M.D. Ander­son received $4.4 mil­lion from the Greater Hous­ton Com­mu­ni­ty Foun­da­tion that year, and the Points of Light Foun­da­tion received $1.8 mil­lion.

One call remained, to Jim McGrath, a for­mer speech­writer for the for­mer pres­i­dent who still serves as a fam­i­ly spokesman.

He explained that the mon­ey raised through Bush’s birth­day bash was fun­neled through the Greater Hous­ton Com­mu­ni­ty Foun­da­tion because of its tax-exempt sta­tus.

And did $1 mil­lion come from the Wash­ing­ton Times Foun­da­tion?

“We’re in an uncom­fort­able posi­tion,” he said. “If a donor does­n’t want to be iden­ti­fied we need to hon­or their pri­va­cy.”

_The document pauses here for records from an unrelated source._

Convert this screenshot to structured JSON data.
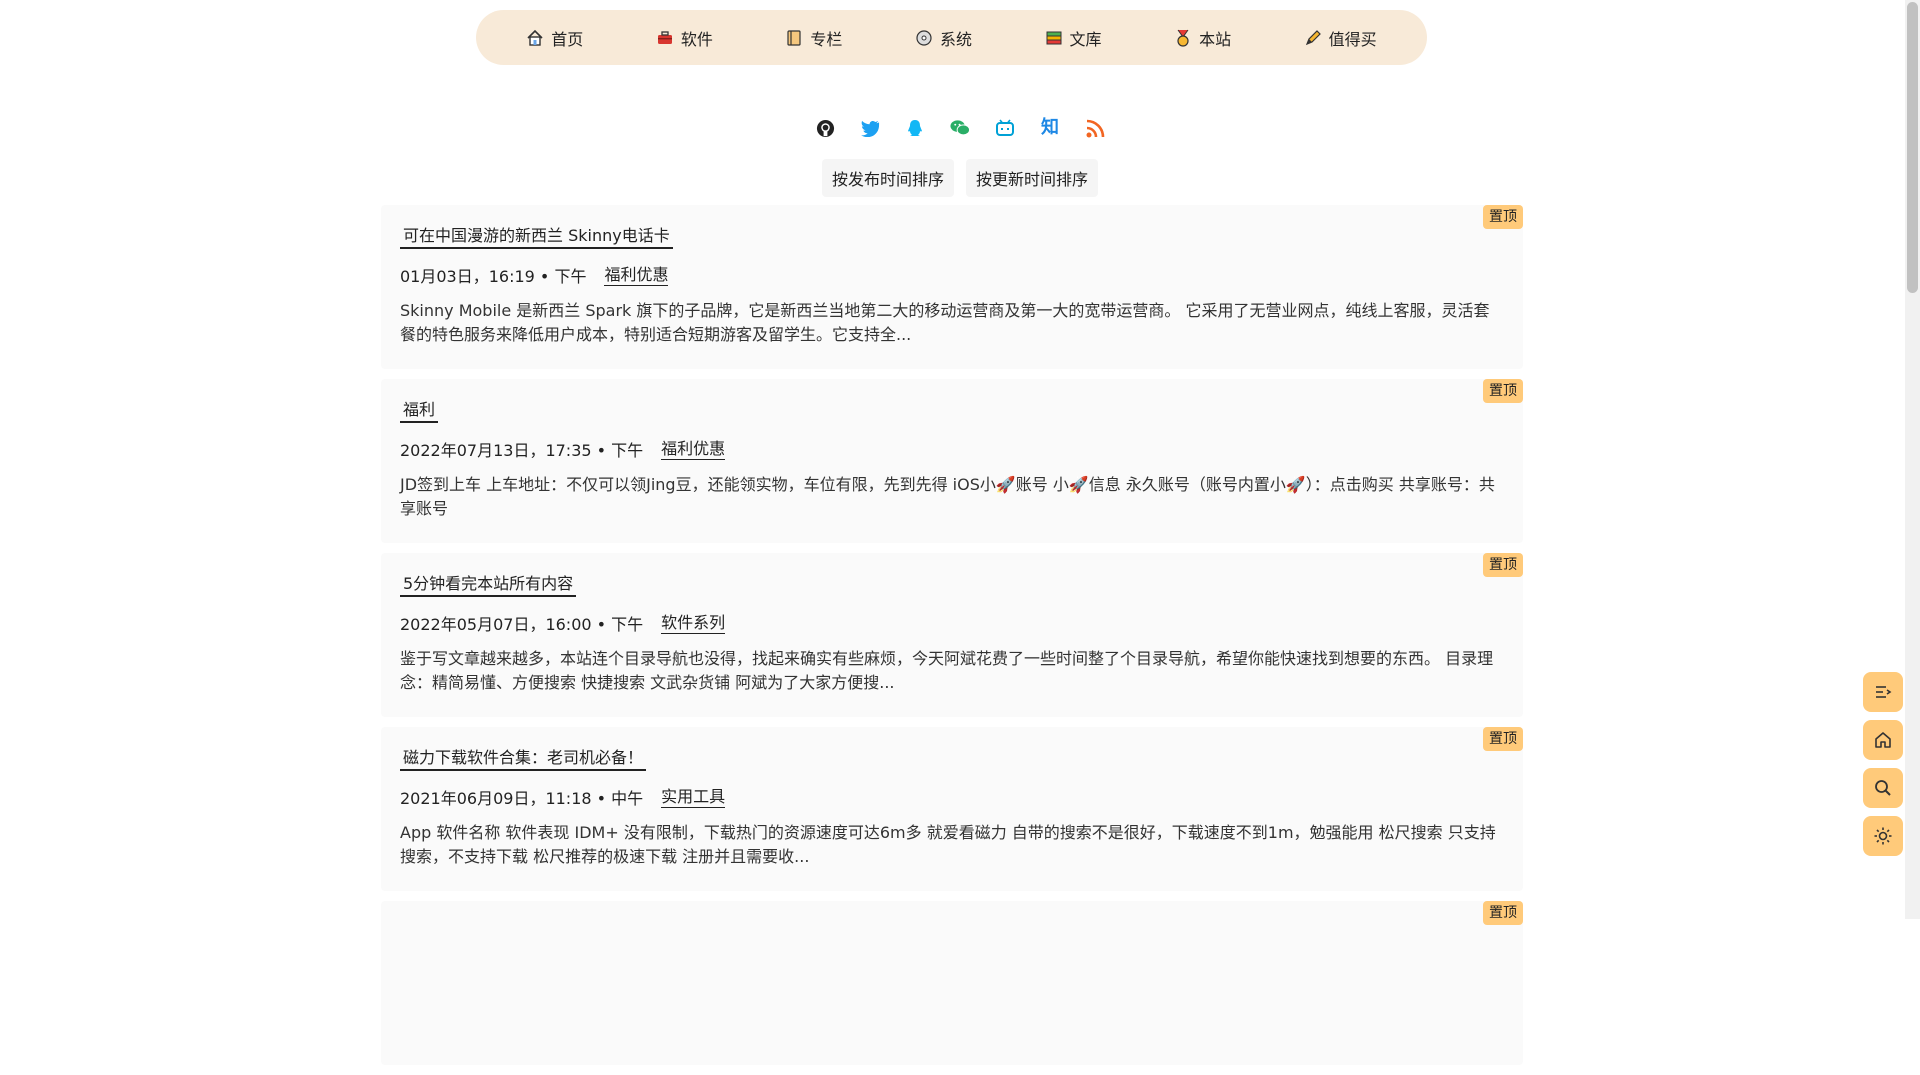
{
  "nav": {
    "items": [
      {
        "label": "首页",
        "icon": "house-icon"
      },
      {
        "label": "软件",
        "icon": "toolbox-icon"
      },
      {
        "label": "专栏",
        "icon": "notebook-icon"
      },
      {
        "label": "系统",
        "icon": "disc-icon"
      },
      {
        "label": "文库",
        "icon": "books-icon"
      },
      {
        "label": "本站",
        "icon": "medal-icon"
      },
      {
        "label": "值得买",
        "icon": "pen-icon"
      }
    ]
  },
  "social": {
    "icons": [
      "github-icon",
      "twitter-icon",
      "qq-icon",
      "wechat-icon",
      "bilibili-icon",
      "zhihu-icon",
      "rss-icon"
    ],
    "zhihu_text": "知"
  },
  "sort": {
    "by_published": "按发布时间排序",
    "by_updated": "按更新时间排序"
  },
  "posts": [
    {
      "badge": "置顶",
      "title": "可在中国漫游的新西兰 Skinny电话卡",
      "date": "01月03日，16:19 • 下午",
      "category": "福利优惠",
      "excerpt": "Skinny Mobile 是新西兰 Spark 旗下的子品牌，它是新西兰当地第二大的移动运营商及第一大的宽带运营商。 它采用了无营业网点，纯线上客服，灵活套餐的特色服务来降低用户成本，特别适合短期游客及留学生。它支持全..."
    },
    {
      "badge": "置顶",
      "title": "福利",
      "date": "2022年07月13日，17:35 • 下午",
      "category": "福利优惠",
      "excerpt": "JD签到上车 上车地址：不仅可以领Jing豆，还能领实物，车位有限，先到先得 iOS小🚀账号 小🚀信息 永久账号（账号内置小🚀）：点击购买 共享账号：共享账号"
    },
    {
      "badge": "置顶",
      "title": "5分钟看完本站所有内容",
      "date": "2022年05月07日，16:00 • 下午",
      "category": "软件系列",
      "excerpt": "鉴于写文章越来越多，本站连个目录导航也没得，找起来确实有些麻烦，今天阿斌花费了一些时间整了个目录导航，希望你能快速找到想要的东西。 目录理念：精简易懂、方便搜索 快捷搜索 文武杂货铺 阿斌为了大家方便搜..."
    },
    {
      "badge": "置顶",
      "title": "磁力下载软件合集：老司机必备！",
      "date": "2021年06月09日，11:18 • 中午",
      "category": "实用工具",
      "excerpt": "App 软件名称 软件表现 IDM+ 没有限制，下载热门的资源速度可达6m多 就爱看磁力 自带的搜索不是很好，下载速度不到1m，勉强能用 松尺搜索 只支持搜索，不支持下载 松尺推荐的极速下载 注册并且需要收..."
    },
    {
      "badge": "置顶",
      "title": "",
      "date": "",
      "category": "",
      "excerpt": ""
    }
  ],
  "floating": {
    "buttons": [
      "toc-icon",
      "home-icon",
      "search-icon",
      "theme-sun-icon"
    ]
  }
}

I asked him about anoth­er part of Zil­liox’s the­o­ry: that the dona­tion was made to help per­suade Bush’s son, the cur­rent pres­i­dent, to grant Moon a par­don for a 1982 felony tax eva­sion con­vic­tion that had put him in prison for 13 months.

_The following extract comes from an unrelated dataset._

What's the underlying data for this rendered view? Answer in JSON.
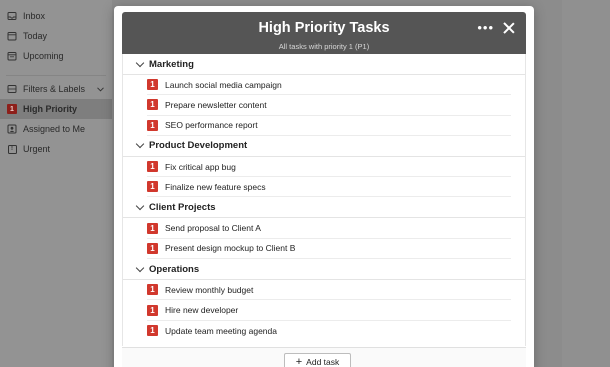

Moon had applied for a par­don from the elder pres­i­dent Bush, but with­drew the request.

“If that’s why he gave the grant, he’s throw­ing his mon­ey away,” said McGrath. “That’s not the way the Bush­es oper­ate.”

He added, “Pres­i­dent Bush has been very grate­ful for the friend­ship shown to him by the Wash­ing­ton Times Foun­da­tion, and the Wash­ing­ton Times serves a vital role in Wash­ing­ton. But there can’t be any con­nec­tion to any kind of a par­don.”